What is the number of lines in the entries that contain the word "compiling"? Reply with that number only.

#### [SUPPLIED DATA]
Start of Block

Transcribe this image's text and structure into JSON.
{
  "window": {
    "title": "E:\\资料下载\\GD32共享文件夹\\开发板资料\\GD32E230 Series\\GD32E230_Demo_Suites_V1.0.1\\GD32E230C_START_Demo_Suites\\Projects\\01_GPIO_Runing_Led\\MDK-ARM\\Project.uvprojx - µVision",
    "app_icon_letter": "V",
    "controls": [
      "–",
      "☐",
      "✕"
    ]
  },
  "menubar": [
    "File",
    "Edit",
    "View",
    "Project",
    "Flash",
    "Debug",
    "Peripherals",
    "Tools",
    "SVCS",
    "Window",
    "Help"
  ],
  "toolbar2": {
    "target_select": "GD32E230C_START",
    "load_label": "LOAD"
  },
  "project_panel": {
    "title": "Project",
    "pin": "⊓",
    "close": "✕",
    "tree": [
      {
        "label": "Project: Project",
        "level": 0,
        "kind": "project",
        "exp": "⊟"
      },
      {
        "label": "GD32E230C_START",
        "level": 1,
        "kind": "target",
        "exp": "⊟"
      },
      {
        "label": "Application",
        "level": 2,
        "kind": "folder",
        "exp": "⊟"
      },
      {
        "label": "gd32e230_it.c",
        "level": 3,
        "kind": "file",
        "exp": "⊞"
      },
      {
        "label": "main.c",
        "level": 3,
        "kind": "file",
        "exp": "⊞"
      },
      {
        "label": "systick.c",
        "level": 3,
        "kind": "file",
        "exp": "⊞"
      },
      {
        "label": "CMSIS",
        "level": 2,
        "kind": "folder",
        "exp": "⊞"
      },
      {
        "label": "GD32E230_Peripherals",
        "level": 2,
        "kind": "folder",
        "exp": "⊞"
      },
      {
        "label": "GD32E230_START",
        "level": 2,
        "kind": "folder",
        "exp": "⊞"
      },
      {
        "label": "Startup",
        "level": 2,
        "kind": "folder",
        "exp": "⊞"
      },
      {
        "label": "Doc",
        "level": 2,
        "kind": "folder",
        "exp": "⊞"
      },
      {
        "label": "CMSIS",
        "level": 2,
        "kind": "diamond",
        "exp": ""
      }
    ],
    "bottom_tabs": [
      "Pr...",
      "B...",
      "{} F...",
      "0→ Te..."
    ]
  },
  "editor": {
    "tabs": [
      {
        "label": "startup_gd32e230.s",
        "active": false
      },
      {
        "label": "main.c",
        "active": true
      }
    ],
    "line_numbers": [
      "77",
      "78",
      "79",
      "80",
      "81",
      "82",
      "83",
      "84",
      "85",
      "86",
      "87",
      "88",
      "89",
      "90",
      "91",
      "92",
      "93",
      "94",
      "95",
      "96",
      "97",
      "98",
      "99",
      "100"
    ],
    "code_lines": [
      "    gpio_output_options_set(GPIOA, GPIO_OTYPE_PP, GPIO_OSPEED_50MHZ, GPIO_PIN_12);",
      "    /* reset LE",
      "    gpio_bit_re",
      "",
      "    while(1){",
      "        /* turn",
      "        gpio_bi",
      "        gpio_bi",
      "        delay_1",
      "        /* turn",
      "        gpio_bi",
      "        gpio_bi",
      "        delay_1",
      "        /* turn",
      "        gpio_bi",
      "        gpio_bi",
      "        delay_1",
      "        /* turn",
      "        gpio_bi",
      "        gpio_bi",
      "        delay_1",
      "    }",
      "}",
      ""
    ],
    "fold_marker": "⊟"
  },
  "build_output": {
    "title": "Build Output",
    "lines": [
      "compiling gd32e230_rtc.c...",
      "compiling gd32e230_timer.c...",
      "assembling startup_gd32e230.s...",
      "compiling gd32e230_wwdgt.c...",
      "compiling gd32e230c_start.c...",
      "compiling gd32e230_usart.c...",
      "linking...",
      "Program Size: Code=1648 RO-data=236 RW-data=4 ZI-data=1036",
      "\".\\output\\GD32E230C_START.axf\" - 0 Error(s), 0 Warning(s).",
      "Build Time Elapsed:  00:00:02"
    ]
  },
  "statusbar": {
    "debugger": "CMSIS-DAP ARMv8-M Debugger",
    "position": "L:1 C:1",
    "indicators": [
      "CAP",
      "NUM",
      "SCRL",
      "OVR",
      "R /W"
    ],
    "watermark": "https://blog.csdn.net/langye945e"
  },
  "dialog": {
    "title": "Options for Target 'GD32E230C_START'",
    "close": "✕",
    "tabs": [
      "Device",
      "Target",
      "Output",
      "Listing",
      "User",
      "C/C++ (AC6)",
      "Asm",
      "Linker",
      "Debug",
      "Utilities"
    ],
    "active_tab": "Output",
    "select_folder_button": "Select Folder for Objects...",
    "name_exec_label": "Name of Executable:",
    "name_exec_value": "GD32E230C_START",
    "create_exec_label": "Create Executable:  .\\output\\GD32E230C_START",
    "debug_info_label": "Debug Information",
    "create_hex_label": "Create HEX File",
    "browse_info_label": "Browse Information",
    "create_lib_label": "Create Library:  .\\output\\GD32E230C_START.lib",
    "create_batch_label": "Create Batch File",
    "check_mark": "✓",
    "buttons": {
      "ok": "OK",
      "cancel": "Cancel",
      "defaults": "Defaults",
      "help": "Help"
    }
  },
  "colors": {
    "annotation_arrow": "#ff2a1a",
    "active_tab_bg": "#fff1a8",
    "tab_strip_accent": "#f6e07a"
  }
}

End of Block

#### [WRITTEN SOLUTION]
5